Because sexual assault or sexual abuse is recognized as being wrongful in many areas of the law, there are a variety of different kinds of claims that can be brought, depending on what happened, when it happened and who was involved.
The civil justice system allows persons who have suffered a sexual assault to sue for “damages” (or compensation). There are a number of potential “causes of action” (claims recognized by our courts) which may be asserted. These include sexual assault, negligence, breach of fiduciary duty, and in the case of an employer, “vicarious liability” for the sexual misconduct of an employee.

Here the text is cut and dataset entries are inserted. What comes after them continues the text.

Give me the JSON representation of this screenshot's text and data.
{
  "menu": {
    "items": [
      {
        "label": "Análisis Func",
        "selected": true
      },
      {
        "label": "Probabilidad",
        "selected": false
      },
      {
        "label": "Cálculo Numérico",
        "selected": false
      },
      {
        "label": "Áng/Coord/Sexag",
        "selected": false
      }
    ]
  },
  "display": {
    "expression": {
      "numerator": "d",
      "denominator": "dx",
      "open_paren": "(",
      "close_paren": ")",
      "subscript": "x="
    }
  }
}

Where a criminal offence has also been committed, an option may be to have criminal charges laid against the abuser. Most provinces and territories allow victims of crime to apply for publicly-funded compensation. In Ontario, such compensation is offered by the Criminal Injuries Compensation Board. Depending on the circumstances of the sexual abuse, there could be other avenues of recourse, aside from our civil and criminal courts, such as a human rights complaint (in Ontario, by way of an application to the Human Rights Tribunal of Ontario), filing a grievance in a unionized workplace or a complaint under a workplace harassment policy, and complaining to a professional regulatory body.

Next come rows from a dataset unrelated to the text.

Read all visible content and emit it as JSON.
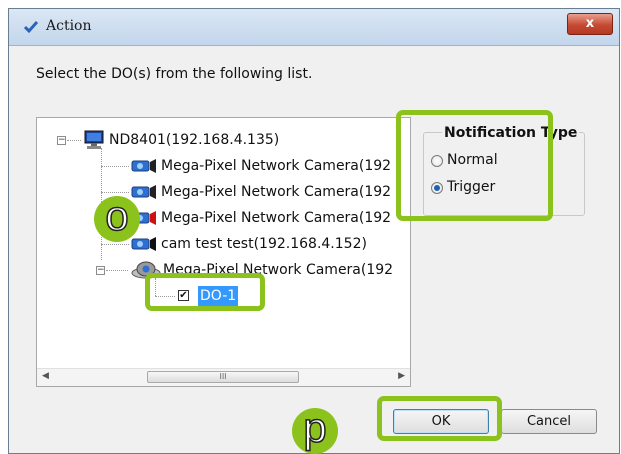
{
  "window": {
    "title": "Action",
    "close_label": "x"
  },
  "instruction": "Select the DO(s) from the following list.",
  "tree": {
    "root": {
      "label": "ND8401(192.168.4.135)",
      "expander": "−"
    },
    "cameras": [
      {
        "label": "Mega-Pixel Network Camera(192"
      },
      {
        "label": "Mega-Pixel Network Camera(192"
      },
      {
        "label": "Mega-Pixel Network Camera(192"
      },
      {
        "label": "cam test test(192.168.4.152)"
      },
      {
        "label": "Mega-Pixel Network Camera(192",
        "expander": "−"
      }
    ],
    "do_item": {
      "label": "DO-1",
      "checked": true,
      "check_mark": "✔"
    }
  },
  "scrollbar": {
    "left_arrow": "◀",
    "right_arrow": "▶",
    "thumb_grip": "III"
  },
  "notification": {
    "legend": "Notification Type",
    "options": [
      {
        "label": "Normal",
        "checked": false
      },
      {
        "label": "Trigger",
        "checked": true
      }
    ]
  },
  "buttons": {
    "ok": "OK",
    "cancel": "Cancel"
  },
  "markers": {
    "o": "o",
    "p": "p"
  },
  "colors": {
    "highlight": "#8cc21c",
    "selection": "#3399ff",
    "titlebar": "#c3d6ec"
  }
}
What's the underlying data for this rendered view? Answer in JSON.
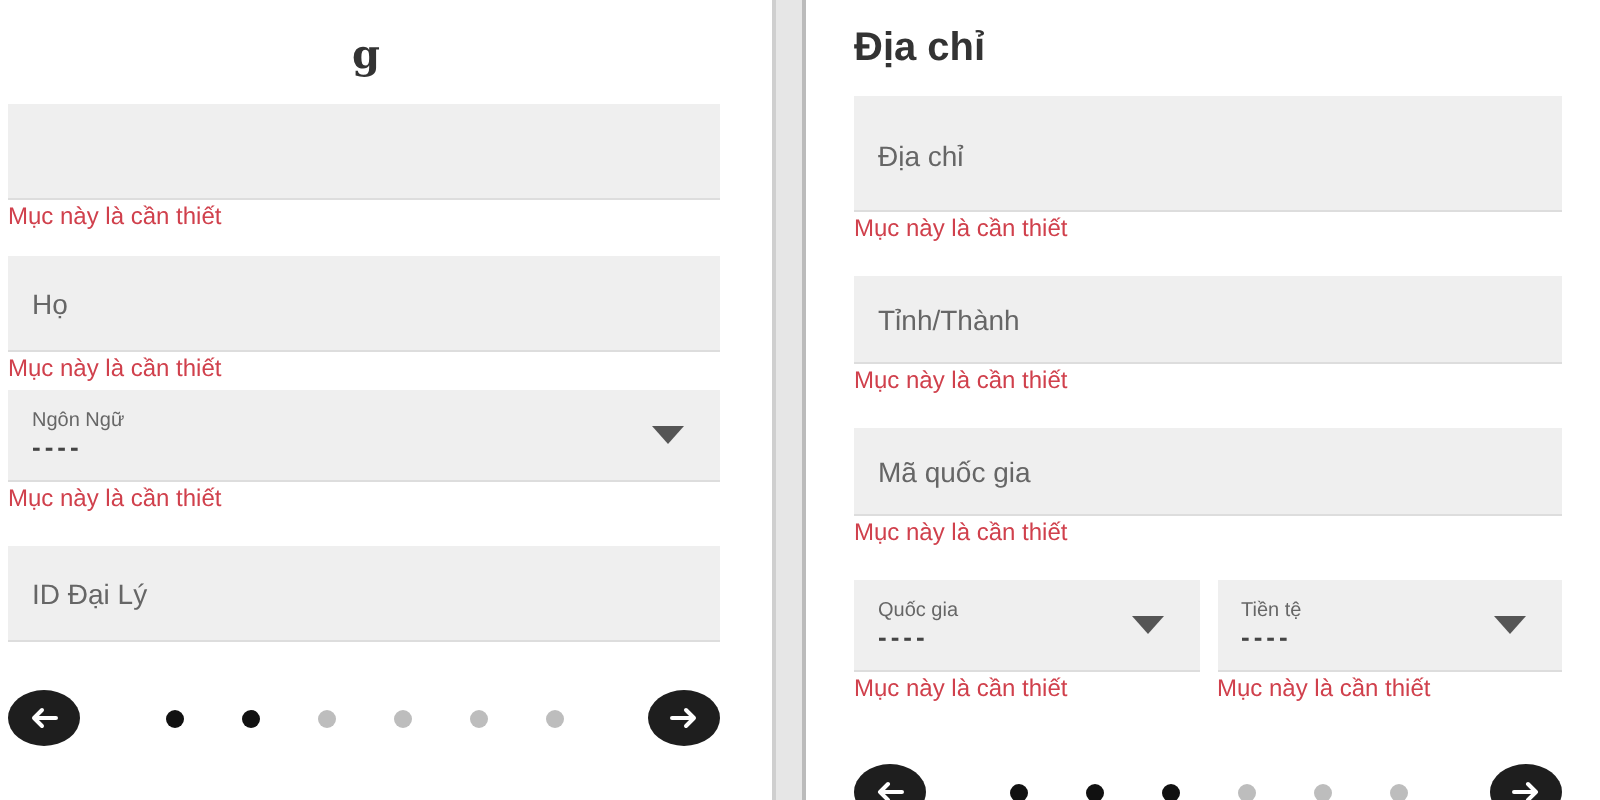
{
  "panels": [
    {
      "heading": "g",
      "fields": [
        {
          "kind": "text",
          "error": "Mục này là cần thiết"
        },
        {
          "kind": "text",
          "placeholder": "Họ",
          "error": "Mục này là cần thiết"
        },
        {
          "kind": "select",
          "label": "Ngôn Ngữ",
          "value": "----",
          "error": "Mục này là cần thiết"
        },
        {
          "kind": "text",
          "placeholder": "ID Đại Lý"
        }
      ],
      "steps": [
        {
          "done": true
        },
        {
          "done": true
        },
        {
          "done": false
        },
        {
          "done": false
        },
        {
          "done": false
        },
        {
          "done": false
        }
      ]
    },
    {
      "heading": "Địa chỉ",
      "fields": [
        {
          "kind": "text",
          "placeholder": "Địa chỉ",
          "error": "Mục này là cần thiết"
        },
        {
          "kind": "text",
          "placeholder": "Tỉnh/Thành",
          "error": "Mục này là cần thiết"
        },
        {
          "kind": "text",
          "placeholder": "Mã quốc gia",
          "error": "Mục này là cần thiết"
        },
        {
          "kind": "row",
          "fields": [
            {
              "kind": "select",
              "label": "Quốc gia",
              "value": "----",
              "error": "Mục này là cần thiết"
            },
            {
              "kind": "select",
              "label": "Tiền tệ",
              "value": "----",
              "error": "Mục này là cần thiết"
            }
          ]
        }
      ],
      "steps": [
        {
          "done": true
        },
        {
          "done": true
        },
        {
          "done": true
        },
        {
          "done": false
        },
        {
          "done": false
        },
        {
          "done": false
        }
      ]
    }
  ]
}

For more information on the kinds of claims available in the case of sexual assault or sexual abuse, please see my article “Legal Redress Options Available to Abuse Victims”.
This is general information only, and is not intended as legal advice. If you have been sexually assaulted or sexually abused, you are encouraged to contact a lawyer for advice specific to your situation.
Elizabeth Grace heads the Toronto office sexual assault group, she is a partner at the Ontario law firm, Lerners LLP, and has specialized in sexual assault matters for almost two decades now. See her professional biography for more information about Elizabeth and her work in the area of civil liability for sexual abuse.